Exercise requirements: Below are records; work out how many of their lines contain the word "value" and reply with the number only.

Data for processing:
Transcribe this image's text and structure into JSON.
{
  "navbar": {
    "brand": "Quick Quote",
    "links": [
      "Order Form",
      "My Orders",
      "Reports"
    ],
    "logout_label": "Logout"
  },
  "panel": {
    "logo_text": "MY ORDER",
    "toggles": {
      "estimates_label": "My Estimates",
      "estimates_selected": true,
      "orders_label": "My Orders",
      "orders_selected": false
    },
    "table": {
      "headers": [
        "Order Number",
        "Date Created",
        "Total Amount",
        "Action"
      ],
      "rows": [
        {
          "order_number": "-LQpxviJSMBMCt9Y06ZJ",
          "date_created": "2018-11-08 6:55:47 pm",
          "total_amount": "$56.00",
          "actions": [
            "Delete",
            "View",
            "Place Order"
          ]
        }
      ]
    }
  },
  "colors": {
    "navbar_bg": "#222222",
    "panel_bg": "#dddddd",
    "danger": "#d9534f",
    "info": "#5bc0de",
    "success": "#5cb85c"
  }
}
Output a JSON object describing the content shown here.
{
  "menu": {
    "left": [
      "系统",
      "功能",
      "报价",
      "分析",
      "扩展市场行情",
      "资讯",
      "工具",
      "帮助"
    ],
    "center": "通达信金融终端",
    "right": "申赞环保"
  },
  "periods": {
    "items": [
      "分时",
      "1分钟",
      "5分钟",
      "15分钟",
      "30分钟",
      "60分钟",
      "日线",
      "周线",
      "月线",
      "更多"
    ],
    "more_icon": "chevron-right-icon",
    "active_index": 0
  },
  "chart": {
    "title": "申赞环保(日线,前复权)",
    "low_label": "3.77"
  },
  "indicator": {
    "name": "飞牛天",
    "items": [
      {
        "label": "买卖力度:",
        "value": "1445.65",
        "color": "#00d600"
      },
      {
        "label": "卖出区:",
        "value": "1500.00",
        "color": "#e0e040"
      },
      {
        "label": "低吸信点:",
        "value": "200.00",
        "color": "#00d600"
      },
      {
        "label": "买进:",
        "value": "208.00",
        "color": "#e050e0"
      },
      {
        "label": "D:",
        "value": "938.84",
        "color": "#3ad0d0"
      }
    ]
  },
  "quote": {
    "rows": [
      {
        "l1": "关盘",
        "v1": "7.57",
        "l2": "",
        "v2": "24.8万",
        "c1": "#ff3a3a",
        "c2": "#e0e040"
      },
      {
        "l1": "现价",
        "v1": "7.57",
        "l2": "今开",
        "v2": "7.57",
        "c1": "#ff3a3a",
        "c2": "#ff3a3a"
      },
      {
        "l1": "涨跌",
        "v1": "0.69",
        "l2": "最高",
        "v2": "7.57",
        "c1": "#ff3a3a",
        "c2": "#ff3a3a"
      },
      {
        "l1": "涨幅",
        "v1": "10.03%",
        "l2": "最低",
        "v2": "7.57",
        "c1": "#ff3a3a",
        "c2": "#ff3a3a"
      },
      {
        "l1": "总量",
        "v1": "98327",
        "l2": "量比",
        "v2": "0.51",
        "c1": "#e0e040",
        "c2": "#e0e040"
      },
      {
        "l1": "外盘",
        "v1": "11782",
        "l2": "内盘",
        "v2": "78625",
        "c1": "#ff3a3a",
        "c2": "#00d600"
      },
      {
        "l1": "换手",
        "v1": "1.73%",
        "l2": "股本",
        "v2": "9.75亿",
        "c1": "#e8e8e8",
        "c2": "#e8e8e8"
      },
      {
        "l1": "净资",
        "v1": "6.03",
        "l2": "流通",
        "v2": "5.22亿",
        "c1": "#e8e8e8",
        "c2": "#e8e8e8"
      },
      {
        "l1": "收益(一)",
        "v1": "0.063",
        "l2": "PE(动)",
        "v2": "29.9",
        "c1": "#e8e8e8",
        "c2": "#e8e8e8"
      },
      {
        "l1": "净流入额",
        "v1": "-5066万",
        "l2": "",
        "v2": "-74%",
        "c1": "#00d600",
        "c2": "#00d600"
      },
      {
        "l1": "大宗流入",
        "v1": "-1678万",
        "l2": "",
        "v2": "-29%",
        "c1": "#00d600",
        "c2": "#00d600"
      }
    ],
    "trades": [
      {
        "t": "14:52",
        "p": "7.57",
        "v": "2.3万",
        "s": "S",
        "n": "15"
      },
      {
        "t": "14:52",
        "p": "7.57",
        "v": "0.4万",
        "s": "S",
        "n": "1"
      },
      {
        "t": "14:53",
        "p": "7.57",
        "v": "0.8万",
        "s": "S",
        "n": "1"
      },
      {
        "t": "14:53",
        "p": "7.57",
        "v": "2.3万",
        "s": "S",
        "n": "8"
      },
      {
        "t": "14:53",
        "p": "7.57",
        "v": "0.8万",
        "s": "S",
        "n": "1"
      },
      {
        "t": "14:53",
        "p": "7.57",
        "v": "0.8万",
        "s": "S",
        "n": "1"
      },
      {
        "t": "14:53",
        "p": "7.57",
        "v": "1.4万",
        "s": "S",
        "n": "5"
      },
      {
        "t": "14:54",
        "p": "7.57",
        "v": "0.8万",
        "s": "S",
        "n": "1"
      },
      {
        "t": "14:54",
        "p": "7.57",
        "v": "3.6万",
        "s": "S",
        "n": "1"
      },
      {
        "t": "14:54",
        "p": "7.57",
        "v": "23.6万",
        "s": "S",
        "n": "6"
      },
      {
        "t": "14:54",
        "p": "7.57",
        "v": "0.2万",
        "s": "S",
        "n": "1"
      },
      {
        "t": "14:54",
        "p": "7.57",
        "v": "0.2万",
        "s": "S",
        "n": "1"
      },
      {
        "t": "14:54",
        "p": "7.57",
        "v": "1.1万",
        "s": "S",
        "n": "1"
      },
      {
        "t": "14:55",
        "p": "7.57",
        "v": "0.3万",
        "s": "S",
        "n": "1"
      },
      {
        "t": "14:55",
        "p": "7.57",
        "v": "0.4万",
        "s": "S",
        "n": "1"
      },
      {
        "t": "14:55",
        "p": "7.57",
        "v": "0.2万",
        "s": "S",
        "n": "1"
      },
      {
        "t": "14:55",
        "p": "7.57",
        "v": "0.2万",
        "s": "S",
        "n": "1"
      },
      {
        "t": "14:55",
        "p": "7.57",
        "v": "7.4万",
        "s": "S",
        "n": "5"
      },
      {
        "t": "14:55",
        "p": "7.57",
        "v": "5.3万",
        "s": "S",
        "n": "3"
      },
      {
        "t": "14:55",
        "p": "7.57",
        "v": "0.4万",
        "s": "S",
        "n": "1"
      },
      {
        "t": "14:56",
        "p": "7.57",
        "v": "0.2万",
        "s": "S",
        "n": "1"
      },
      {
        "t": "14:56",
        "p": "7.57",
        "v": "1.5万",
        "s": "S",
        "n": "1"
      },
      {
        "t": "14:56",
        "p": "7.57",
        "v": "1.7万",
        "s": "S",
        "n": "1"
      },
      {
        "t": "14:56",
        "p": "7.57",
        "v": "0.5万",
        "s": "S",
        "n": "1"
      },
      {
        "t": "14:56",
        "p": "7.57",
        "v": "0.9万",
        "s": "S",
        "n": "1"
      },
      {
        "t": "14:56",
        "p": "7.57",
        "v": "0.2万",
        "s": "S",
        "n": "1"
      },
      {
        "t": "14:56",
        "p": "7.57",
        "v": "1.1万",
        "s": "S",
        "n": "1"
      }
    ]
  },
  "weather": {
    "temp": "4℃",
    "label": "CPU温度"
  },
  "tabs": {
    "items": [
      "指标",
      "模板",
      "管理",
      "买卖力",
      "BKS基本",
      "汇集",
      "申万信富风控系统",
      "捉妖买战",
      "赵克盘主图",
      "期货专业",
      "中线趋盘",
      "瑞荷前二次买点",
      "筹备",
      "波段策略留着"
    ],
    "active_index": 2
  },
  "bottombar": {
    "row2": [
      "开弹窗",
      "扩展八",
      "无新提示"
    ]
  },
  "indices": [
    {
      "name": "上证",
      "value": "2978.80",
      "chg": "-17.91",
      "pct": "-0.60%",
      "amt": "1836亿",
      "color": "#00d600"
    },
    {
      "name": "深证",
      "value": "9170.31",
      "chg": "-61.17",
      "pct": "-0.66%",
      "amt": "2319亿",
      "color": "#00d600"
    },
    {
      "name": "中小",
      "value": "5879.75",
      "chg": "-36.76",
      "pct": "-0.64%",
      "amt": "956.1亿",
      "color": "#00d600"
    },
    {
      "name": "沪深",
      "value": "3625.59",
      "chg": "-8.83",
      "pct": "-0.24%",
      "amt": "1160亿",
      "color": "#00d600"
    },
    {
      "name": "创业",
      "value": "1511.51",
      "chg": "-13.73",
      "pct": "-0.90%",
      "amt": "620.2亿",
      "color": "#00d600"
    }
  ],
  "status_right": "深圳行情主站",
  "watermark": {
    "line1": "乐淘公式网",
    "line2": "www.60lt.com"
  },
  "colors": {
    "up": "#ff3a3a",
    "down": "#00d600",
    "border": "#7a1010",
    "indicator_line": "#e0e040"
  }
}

Response box: 10